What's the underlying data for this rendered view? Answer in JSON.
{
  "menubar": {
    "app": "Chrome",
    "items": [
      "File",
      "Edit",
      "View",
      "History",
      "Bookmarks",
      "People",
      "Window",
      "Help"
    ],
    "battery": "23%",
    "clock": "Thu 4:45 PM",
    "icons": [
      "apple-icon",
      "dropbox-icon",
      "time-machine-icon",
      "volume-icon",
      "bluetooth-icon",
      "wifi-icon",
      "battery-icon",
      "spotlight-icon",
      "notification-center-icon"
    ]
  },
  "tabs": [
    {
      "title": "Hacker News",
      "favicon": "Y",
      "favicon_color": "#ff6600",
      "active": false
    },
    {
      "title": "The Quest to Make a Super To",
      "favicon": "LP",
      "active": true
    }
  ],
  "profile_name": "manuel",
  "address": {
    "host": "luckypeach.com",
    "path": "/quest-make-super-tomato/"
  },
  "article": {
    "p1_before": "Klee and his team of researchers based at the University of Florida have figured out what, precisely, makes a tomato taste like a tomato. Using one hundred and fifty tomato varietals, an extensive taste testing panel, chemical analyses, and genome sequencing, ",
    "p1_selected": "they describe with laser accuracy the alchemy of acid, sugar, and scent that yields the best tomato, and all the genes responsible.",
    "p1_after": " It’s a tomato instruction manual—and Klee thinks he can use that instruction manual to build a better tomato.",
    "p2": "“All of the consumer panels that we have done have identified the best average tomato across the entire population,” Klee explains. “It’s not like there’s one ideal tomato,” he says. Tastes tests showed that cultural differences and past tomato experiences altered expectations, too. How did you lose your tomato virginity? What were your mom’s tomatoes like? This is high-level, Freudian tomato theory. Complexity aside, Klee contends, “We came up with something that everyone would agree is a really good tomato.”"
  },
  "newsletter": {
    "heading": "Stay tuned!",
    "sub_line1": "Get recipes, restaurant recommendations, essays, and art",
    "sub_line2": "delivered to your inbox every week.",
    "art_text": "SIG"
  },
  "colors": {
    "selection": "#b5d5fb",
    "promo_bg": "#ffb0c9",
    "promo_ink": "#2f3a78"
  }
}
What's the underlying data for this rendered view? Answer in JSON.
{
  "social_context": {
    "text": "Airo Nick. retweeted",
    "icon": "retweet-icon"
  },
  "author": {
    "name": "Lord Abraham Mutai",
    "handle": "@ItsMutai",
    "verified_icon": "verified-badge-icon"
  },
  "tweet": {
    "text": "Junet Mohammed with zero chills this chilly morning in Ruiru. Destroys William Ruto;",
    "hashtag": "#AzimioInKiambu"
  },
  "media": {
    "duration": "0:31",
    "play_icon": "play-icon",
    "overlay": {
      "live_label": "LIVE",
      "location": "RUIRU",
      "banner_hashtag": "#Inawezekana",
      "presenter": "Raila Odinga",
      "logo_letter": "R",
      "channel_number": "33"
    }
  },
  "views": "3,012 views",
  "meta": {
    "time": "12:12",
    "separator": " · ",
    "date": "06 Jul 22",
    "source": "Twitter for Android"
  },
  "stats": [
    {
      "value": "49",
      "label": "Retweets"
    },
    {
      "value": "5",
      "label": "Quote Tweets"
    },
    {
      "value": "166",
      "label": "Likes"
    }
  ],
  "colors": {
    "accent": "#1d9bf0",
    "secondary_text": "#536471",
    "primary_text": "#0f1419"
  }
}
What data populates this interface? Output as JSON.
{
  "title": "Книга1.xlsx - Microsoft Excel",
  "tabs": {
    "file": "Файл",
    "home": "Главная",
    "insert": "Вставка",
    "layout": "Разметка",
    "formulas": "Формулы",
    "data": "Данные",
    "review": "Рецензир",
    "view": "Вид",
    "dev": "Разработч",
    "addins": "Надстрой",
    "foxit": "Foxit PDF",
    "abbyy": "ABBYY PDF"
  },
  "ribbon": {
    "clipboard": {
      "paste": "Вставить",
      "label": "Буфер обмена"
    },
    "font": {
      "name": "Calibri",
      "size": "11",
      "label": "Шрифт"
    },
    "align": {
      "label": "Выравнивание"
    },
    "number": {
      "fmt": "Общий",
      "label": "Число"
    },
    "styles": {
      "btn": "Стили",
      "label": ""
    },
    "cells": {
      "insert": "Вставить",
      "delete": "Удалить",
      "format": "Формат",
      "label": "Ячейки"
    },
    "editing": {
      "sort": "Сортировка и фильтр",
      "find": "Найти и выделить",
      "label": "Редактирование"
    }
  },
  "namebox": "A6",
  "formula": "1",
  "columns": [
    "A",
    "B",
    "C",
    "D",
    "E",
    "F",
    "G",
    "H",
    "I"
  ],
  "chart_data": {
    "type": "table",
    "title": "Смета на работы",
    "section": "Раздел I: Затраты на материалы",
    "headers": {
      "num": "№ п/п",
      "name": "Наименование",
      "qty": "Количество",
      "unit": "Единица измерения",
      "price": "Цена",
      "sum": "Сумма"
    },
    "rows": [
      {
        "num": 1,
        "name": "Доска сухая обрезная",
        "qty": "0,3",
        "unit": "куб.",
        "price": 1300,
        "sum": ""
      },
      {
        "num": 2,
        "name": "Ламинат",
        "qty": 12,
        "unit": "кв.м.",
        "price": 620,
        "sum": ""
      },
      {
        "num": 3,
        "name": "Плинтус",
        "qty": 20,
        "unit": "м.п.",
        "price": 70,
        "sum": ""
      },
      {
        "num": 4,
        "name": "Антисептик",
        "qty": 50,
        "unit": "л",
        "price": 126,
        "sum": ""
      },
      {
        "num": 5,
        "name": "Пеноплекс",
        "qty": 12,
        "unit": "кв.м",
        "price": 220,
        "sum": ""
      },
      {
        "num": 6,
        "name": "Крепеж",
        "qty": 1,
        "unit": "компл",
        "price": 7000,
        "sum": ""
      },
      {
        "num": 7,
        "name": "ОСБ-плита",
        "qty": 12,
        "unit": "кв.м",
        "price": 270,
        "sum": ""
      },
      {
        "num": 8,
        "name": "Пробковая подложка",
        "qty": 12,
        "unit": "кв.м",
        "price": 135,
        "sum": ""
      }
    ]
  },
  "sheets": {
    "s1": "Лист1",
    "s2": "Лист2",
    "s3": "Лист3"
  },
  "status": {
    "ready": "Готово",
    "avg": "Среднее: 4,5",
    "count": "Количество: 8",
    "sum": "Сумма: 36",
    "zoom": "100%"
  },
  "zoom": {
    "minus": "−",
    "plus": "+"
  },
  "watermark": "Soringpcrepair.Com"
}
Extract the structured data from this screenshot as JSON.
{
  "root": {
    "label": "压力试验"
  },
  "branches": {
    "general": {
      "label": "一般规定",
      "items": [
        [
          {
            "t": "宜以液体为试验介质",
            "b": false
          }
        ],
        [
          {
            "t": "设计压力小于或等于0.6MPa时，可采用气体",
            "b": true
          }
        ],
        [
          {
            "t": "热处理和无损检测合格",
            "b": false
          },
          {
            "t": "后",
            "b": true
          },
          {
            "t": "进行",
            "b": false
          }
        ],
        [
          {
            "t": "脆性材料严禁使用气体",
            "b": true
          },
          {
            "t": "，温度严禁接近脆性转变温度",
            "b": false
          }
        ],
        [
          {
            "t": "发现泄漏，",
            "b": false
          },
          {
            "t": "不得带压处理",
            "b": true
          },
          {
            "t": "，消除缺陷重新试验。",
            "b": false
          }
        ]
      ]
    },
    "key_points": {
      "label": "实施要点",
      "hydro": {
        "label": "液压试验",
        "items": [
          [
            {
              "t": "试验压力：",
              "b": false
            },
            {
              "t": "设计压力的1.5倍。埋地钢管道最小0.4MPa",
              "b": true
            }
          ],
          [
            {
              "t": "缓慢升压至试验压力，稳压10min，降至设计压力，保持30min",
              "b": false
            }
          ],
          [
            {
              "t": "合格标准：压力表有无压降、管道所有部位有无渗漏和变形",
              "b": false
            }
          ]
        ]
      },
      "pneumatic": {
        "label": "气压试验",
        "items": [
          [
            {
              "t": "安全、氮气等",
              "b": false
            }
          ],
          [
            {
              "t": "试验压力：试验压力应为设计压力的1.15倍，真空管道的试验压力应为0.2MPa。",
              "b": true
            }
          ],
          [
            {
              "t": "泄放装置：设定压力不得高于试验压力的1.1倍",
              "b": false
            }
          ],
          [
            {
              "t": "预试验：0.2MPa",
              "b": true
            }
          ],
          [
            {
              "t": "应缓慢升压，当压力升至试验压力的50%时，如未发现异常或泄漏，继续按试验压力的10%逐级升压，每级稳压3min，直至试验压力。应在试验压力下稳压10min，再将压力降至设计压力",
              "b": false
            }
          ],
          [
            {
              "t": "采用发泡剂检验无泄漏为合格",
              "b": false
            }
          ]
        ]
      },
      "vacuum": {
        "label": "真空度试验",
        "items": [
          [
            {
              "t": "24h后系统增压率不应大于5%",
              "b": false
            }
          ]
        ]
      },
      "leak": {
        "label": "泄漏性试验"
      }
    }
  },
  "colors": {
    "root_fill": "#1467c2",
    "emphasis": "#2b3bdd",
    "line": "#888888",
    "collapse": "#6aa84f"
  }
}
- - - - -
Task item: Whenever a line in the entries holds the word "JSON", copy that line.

Result below:
What's the underlying data for this rendered view? Answer in JSON.
What's the underlying data for this rendered view? Answer in JSON.
What data populates this interface? Output as JSON.
Extract the structured data from this screenshot as JSON.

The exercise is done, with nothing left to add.